Report how many lines in the records hold the string "offset"; give the number and nothing else.

TASK INPUT section start

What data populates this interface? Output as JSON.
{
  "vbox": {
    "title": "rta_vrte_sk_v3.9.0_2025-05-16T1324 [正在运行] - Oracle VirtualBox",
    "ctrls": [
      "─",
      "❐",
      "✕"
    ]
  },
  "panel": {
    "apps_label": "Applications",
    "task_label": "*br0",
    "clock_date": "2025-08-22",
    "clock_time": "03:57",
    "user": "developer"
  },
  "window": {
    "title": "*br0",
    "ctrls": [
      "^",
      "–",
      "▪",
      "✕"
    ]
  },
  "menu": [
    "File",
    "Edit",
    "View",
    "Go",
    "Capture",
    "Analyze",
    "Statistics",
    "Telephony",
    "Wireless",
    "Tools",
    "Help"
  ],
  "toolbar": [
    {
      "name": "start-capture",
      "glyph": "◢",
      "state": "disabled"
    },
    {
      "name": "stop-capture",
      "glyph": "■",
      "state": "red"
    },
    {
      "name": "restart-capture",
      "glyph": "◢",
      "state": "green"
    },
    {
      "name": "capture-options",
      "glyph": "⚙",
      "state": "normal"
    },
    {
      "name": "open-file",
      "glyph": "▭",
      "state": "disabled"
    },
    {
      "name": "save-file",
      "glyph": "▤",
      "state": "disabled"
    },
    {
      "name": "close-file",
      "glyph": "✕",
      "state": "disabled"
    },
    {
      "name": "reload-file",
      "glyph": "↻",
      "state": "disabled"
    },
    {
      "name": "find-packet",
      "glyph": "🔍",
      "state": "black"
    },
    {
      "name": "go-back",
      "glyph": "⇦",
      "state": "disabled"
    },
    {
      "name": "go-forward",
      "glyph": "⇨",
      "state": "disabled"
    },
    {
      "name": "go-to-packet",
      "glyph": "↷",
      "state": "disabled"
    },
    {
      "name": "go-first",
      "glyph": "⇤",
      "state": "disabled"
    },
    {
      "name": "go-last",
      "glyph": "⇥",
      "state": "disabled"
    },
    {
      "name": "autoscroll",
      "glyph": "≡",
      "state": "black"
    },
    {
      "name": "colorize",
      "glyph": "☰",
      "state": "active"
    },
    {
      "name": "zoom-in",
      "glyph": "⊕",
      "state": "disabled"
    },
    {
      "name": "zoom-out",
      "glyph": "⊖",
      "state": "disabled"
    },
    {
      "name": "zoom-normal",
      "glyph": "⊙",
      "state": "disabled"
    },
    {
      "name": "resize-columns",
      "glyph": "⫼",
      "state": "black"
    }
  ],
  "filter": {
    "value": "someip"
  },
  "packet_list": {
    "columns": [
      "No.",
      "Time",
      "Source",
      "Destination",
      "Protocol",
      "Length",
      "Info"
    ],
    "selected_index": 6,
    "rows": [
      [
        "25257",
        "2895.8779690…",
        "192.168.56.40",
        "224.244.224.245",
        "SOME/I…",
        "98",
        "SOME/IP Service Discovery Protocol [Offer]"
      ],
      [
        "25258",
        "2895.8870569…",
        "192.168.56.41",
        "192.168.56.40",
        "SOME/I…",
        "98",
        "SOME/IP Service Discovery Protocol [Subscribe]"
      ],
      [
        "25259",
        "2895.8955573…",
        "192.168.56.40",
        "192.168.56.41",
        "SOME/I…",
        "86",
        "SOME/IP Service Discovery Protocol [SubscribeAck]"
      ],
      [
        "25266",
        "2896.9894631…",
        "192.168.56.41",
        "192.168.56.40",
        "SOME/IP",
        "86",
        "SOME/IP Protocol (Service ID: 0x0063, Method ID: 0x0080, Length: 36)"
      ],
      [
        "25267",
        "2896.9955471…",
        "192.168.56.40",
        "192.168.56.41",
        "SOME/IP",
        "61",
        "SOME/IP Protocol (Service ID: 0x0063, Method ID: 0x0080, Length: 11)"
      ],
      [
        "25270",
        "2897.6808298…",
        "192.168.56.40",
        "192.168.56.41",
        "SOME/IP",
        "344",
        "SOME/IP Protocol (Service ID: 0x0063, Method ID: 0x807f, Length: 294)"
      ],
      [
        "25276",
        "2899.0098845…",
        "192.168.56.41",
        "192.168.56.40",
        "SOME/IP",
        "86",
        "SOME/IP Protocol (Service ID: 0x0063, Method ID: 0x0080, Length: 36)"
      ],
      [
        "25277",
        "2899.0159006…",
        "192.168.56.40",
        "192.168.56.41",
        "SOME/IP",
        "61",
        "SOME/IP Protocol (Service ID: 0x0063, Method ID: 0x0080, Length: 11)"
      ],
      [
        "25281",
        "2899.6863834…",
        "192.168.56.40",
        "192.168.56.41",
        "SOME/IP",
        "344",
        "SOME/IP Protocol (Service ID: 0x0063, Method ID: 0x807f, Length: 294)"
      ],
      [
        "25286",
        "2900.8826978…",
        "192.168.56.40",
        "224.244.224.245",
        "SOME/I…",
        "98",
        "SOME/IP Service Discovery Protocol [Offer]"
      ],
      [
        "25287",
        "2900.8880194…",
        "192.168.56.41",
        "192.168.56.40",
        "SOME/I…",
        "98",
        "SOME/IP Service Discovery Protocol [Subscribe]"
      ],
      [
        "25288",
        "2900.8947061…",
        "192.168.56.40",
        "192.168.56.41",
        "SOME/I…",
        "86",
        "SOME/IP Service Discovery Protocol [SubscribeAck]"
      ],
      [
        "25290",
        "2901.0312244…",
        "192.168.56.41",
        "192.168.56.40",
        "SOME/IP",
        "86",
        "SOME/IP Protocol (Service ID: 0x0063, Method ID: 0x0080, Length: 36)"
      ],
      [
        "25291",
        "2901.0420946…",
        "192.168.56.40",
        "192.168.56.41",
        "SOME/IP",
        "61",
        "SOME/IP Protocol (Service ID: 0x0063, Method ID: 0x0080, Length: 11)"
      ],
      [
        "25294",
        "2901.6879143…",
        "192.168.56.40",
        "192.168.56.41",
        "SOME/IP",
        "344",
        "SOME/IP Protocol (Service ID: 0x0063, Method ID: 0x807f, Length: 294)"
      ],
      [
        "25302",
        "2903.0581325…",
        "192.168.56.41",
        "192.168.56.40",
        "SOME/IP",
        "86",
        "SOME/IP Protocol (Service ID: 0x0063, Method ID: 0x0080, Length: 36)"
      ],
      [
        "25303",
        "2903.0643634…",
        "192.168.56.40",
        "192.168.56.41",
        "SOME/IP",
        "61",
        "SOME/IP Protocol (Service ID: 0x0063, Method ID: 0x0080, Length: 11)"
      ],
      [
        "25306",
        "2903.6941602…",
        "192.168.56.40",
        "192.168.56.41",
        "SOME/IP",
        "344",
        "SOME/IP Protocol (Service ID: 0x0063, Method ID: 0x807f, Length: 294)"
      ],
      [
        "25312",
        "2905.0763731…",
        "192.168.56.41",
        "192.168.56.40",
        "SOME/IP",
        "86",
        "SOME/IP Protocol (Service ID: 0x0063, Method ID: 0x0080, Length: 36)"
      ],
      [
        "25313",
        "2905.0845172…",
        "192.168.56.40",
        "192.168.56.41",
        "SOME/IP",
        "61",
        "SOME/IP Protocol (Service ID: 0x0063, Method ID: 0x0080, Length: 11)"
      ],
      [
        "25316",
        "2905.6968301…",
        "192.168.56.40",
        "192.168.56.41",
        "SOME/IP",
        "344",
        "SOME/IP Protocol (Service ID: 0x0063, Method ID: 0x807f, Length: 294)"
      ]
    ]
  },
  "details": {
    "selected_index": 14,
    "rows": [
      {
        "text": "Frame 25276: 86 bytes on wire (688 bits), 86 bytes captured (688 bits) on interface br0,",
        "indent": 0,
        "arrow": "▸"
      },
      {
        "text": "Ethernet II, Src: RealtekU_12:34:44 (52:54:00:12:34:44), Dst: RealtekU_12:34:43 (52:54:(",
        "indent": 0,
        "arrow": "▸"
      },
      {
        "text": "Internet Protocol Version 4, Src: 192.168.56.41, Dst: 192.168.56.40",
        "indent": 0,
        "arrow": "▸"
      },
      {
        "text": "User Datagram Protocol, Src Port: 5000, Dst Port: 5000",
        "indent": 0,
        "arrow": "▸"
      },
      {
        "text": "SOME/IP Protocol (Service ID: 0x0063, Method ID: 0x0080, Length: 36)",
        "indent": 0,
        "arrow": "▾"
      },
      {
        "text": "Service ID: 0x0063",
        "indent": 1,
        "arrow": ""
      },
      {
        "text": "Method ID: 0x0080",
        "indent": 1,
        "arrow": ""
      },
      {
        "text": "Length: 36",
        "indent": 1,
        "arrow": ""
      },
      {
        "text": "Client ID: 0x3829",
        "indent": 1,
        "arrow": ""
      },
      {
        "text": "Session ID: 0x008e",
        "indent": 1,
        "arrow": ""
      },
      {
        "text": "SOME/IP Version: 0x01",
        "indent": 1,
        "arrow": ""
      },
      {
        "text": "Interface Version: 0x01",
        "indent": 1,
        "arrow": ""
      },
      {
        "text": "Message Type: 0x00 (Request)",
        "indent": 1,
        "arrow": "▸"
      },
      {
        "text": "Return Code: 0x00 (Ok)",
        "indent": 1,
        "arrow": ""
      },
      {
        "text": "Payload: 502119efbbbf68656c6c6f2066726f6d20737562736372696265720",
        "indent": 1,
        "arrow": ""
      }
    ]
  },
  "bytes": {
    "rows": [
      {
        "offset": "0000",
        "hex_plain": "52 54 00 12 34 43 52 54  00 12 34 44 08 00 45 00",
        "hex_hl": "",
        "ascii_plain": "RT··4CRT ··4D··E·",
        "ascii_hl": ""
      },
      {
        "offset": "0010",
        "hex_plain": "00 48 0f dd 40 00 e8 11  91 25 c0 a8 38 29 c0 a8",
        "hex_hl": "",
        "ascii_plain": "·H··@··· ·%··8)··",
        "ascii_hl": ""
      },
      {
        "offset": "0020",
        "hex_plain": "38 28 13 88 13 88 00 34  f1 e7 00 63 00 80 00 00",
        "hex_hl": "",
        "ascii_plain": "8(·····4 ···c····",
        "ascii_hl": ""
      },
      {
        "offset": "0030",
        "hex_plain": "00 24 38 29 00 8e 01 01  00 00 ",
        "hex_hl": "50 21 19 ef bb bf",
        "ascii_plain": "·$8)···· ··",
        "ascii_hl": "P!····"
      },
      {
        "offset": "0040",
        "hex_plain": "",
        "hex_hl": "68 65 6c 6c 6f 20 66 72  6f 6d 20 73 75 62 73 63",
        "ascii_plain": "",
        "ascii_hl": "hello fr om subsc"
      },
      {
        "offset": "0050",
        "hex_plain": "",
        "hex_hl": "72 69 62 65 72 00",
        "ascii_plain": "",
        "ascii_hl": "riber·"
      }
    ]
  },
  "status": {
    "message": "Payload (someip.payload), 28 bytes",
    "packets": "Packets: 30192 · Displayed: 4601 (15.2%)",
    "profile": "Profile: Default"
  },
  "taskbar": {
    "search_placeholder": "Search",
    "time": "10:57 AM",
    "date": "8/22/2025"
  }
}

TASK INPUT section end

> **EXPECTED ANSWER**
6